If I don't win, I'll be fine. Just like I'll be fine if Grow Through It isn't the smashing success I dream it will be. But I know now that I don't want my fear to hold me back from going after things I want. I likely developed this "don't try too hard / don't act like you care" attitude in my angsty teen years, but it's high time I let that shit go. I do care. I'm still scared to try, but that doesn't mean I shouldn't do it. That fear inside my head is just static. It's muffling the sounds of what I really want, and this year I'm choosing to turn the volume down. 
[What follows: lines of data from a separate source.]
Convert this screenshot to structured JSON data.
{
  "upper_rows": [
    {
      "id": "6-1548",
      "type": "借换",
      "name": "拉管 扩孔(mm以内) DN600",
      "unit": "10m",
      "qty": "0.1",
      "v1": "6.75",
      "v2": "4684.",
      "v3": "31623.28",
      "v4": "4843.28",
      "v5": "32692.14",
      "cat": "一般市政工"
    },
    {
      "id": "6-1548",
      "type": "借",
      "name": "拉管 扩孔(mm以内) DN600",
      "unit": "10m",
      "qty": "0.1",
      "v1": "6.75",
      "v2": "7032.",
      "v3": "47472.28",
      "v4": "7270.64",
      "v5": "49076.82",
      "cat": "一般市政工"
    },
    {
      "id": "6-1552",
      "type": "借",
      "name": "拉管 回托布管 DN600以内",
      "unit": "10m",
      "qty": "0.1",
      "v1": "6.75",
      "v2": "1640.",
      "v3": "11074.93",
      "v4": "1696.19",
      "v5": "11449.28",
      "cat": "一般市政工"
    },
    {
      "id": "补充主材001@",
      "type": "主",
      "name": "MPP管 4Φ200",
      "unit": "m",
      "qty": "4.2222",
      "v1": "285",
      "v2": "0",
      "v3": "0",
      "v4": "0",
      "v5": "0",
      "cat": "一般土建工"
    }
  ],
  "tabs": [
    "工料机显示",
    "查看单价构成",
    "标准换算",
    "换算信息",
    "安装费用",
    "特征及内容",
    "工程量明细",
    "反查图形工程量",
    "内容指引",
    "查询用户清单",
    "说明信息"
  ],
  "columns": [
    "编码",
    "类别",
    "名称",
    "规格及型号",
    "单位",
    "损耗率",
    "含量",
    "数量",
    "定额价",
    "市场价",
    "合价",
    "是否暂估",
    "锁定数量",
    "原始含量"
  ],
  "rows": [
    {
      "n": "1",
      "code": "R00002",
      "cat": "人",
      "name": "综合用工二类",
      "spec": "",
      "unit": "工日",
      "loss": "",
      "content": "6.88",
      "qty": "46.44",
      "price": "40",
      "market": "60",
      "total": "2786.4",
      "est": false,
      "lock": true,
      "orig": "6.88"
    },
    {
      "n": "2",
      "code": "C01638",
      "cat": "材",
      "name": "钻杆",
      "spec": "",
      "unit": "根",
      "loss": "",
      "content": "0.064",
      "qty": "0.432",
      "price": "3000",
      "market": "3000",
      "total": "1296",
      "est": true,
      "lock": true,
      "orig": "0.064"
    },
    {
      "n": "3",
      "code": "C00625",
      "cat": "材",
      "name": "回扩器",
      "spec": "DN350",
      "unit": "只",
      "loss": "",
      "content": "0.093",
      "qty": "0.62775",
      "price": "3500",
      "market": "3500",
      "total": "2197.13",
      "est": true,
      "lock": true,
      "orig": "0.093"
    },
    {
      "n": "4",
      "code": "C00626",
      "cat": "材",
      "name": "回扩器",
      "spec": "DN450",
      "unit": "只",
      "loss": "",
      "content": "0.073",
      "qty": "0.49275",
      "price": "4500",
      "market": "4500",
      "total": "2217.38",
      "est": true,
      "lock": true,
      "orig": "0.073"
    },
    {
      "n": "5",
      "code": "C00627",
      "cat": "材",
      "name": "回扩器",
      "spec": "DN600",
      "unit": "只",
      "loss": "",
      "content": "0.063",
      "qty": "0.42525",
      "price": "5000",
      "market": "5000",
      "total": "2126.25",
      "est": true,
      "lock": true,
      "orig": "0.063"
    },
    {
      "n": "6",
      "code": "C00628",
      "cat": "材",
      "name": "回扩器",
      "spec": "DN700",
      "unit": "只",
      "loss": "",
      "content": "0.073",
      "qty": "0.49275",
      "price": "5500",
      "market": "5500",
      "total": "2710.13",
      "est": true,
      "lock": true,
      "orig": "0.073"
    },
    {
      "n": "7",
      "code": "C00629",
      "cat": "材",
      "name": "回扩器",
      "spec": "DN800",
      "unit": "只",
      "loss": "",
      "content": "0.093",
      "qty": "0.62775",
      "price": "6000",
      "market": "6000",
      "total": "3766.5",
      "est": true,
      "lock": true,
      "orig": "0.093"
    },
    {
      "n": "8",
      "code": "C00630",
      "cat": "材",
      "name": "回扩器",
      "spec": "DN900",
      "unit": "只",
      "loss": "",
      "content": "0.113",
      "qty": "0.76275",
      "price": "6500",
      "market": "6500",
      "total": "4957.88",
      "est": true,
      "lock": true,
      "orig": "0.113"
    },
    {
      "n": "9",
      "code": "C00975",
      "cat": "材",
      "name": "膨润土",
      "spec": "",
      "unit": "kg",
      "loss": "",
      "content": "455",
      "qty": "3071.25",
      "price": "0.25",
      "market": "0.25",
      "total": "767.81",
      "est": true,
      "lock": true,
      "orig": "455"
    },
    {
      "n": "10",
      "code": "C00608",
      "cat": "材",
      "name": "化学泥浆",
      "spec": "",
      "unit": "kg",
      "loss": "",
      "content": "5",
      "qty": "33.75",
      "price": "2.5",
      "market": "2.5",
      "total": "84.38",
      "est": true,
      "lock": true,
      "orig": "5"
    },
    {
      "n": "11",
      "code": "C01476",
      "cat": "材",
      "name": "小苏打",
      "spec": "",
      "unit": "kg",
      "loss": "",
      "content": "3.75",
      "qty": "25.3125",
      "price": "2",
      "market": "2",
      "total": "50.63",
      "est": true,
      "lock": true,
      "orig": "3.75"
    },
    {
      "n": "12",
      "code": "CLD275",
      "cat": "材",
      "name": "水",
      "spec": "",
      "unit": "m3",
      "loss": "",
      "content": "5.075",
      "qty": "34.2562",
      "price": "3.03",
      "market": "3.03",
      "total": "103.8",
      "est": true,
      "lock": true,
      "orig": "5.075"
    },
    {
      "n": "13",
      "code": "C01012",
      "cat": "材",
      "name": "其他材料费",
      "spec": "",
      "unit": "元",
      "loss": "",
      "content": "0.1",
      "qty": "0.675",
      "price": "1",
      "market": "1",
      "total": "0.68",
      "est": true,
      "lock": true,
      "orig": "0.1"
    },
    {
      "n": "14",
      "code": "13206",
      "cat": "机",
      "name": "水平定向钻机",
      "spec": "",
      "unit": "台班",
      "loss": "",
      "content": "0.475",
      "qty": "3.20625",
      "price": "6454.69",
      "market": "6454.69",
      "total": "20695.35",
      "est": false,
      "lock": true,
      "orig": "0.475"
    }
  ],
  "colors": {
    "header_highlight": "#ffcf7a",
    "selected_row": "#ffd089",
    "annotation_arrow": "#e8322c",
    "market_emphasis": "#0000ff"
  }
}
I want 2020 to be the year of trying. I want it to be the year of giving a shit and not being afraid of expressing my desires. It's okay to want things. It's okay to work hard and hope for success. I'll leave you with this: 

 

If you've been half-assing something you really care about, stop letting the fear win, and start trying instead. See what happens...

 

Also, vote for me in the Shorty Awards! I really do want to win (even though I still feel embarrassed writing that, even after this massive blog-post-turned-pep-talk! *eye roll*), and every vote counts. You can vote once a day until February 20, 2020. Thank you so much to everyone who has already voted, and thank you in advance to everyone who votes after reading this!